This is Ron Salfen, “At The Movies,”
and here’s my commentary on “Get Him To The Greek,” opening this week at
The Majestic Theater in
“Raunch” comedy has become a genre all its own, with a life of its
own. But after you do the
scatological language, the juvenile sexual histrionics, the casual nudity, and
the even-more-casual drugs, then what? Is
it time now to actually have a story?
The central character is a fat, nerdy record company intern named Aaron
Green (Jonah Hill). His
volcanic-tempered boss (a verbally abusive Sean “P. Diddy” Coombs, who
almost steals this show) demands of his browbeaten staff that they come up
with something exciting. Green
suggests a reunion concert for an aging rock star named Aldous Snow (Russell

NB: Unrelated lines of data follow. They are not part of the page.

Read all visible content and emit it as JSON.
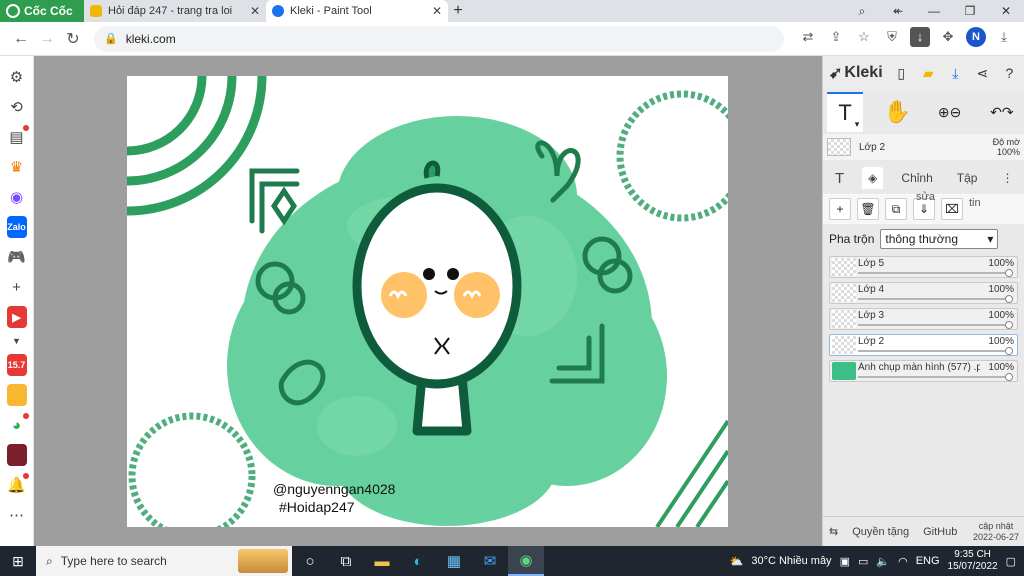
{
  "browser": {
    "brand": "Cốc Cốc",
    "tabs": [
      {
        "title": "Hỏi đáp 247 - trang tra loi",
        "active": false
      },
      {
        "title": "Kleki - Paint Tool",
        "active": true
      }
    ],
    "new_tab": "+",
    "url": "kleki.com",
    "profile_initial": "N"
  },
  "sidebar_icons": [
    "gear-icon",
    "history-icon",
    "notes-icon",
    "crown-icon",
    "messenger-icon",
    "zalo-icon",
    "gamepad-icon",
    "add-icon",
    "youtube-icon",
    "chevron-down-icon",
    "shop-icon",
    "game-icon",
    "chrome-icon",
    "game2-icon",
    "bell-icon",
    "more-icon"
  ],
  "sidebar_badges": {
    "shop": "15.7",
    "zalo": "Zalo"
  },
  "canvas": {
    "watermark_line1": "@nguyenngan4028",
    "watermark_line2": "#Hoidap247",
    "colors": {
      "green": "#2e9e5e",
      "brush_green": "#4cc98f",
      "blush": "#ffb74d"
    }
  },
  "kleki": {
    "logo": "Kleki",
    "current_layer": "Lớp 2",
    "opacity_label": "Độ mờ",
    "opacity_value": "100%",
    "tabs": [
      "Chỉnh",
      "Tập"
    ],
    "action_labels": {
      "merge": "sửa",
      "rename": "tin"
    },
    "blend_label": "Pha trộn",
    "blend_value": "thông thường",
    "layers": [
      {
        "name": "Lớp 5",
        "opacity": "100%",
        "selected": false
      },
      {
        "name": "Lớp 4",
        "opacity": "100%",
        "selected": false
      },
      {
        "name": "Lớp 3",
        "opacity": "100%",
        "selected": false
      },
      {
        "name": "Lớp 2",
        "opacity": "100%",
        "selected": true
      },
      {
        "name": "Ảnh chụp màn hình (577) .pn",
        "opacity": "100%",
        "selected": false
      }
    ],
    "footer": {
      "privacy": "Quyền tặng",
      "github": "GitHub",
      "updated_label": "cập nhật",
      "updated_date": "2022-06-27"
    }
  },
  "taskbar": {
    "search_placeholder": "Type here to search",
    "weather": "30°C  Nhiều mây",
    "lang": "ENG",
    "time": "9:35 CH",
    "date": "15/07/2022"
  }
}
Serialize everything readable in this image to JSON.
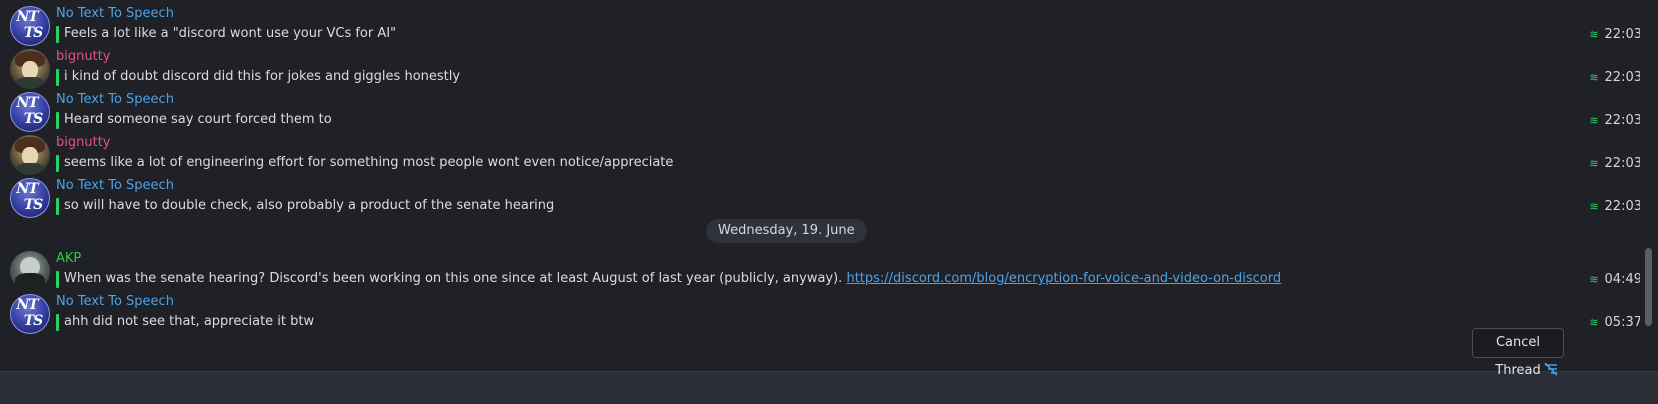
{
  "messages": [
    {
      "sender": "No Text To Speech",
      "sender_color": "#4aa3e8",
      "avatar": "ntts",
      "text": "Feels a lot like a \"discord wont use your VCs for AI\"",
      "time": "22:03"
    },
    {
      "sender": "bignutty",
      "sender_color": "#e0508f",
      "avatar": "bignutty",
      "text": "i kind of doubt discord did this for jokes and giggles honestly",
      "time": "22:03"
    },
    {
      "sender": "No Text To Speech",
      "sender_color": "#4aa3e8",
      "avatar": "ntts",
      "text": "Heard someone say court forced them to",
      "time": "22:03"
    },
    {
      "sender": "bignutty",
      "sender_color": "#e0508f",
      "avatar": "bignutty",
      "text": "seems like a lot of engineering effort for something most people wont even notice/appreciate",
      "time": "22:03"
    },
    {
      "sender": "No Text To Speech",
      "sender_color": "#4aa3e8",
      "avatar": "ntts",
      "text": "so will have to double check, also probably a product of the senate hearing",
      "time": "22:03"
    },
    {
      "sender": "AKP",
      "sender_color": "#2ecc40",
      "avatar": "akp",
      "text": "When was the senate hearing? Discord's been working on this one since at least August of last year (publicly, anyway).",
      "link": "https://discord.com/blog/encryption-for-voice-and-video-on-discord",
      "time": "04:49"
    },
    {
      "sender": "No Text To Speech",
      "sender_color": "#4aa3e8",
      "avatar": "ntts",
      "text": "ahh did not see that, appreciate it btw",
      "time": "05:37"
    }
  ],
  "date_separator": "Wednesday, 19. June",
  "avatar_text": {
    "ntts_line1": "NT",
    "ntts_line2": "TS"
  },
  "composer": {
    "cancel_thread_label": "Cancel Thread",
    "thread_icon": "thread-icon"
  },
  "read_receipt_icon": "≋",
  "colors": {
    "background": "#202127",
    "receipt": "#2fd166",
    "link": "#4aa3e8",
    "reply_bar": "#25d366"
  }
}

Brand), who famously bombed in a patronizing, besotted music video called
“Africa’s Child,” and now lives in exclusion in London, having been
estranged from his wife, his child, his agent, and pretty much anybody who
ever knew him. Green’s
“impossible mission” is to go fetch Aldous Snow and deliver him, at least
somewhat sober, to the concert at Greek Theater in
---that is, “Get Him To the Greek.”
What follows is a series of grand misadventures, where Snow plays up
the dissolute rock star and Green tries to corral him, like trying to grasp
mercury with your fingertips. Snow
admits, at one point, that when he’s sober, he worries about everything, and
is anxious about anything, but when he’s on drugs, he only worries about
getting drugs. It’s about
simplifying his life. Green, for
his part, will do almost anything to please his demanding boss and deliver the
damaged goods reasonably intact. But
at his core he’s a nice guy, surrounded by profligates, wannabes, hos, light
hooks, paparazzi, the spaced-out, and the overly sincere.
We want to root for him as an island of sanity in a sea of squalor,
but, alas, he succumbs to the filth surrounding him like the pristine
Gulf of Mexico
is now succumbing to the spewing oil spill.
And the nauseous goo gets all over everything.
What’s strange is that underneath all the blowout cursing, cavalier
sexuality, and wanton self-destruction, this is a weird kind of buddy movie.
The lonely star and the nerdy handler develop an affection for each
other, almost despite themselves. Almost
to spite everybody.
You don’t take your grandmother to this one.
You may even be embarrassed about seeing it with anyone else at all.
But there are some guilty-pleasure-type funny moments, if you’re
willing to let your “raunch” self come out and play for a while.
This is Ron Salfen, At The Movies, for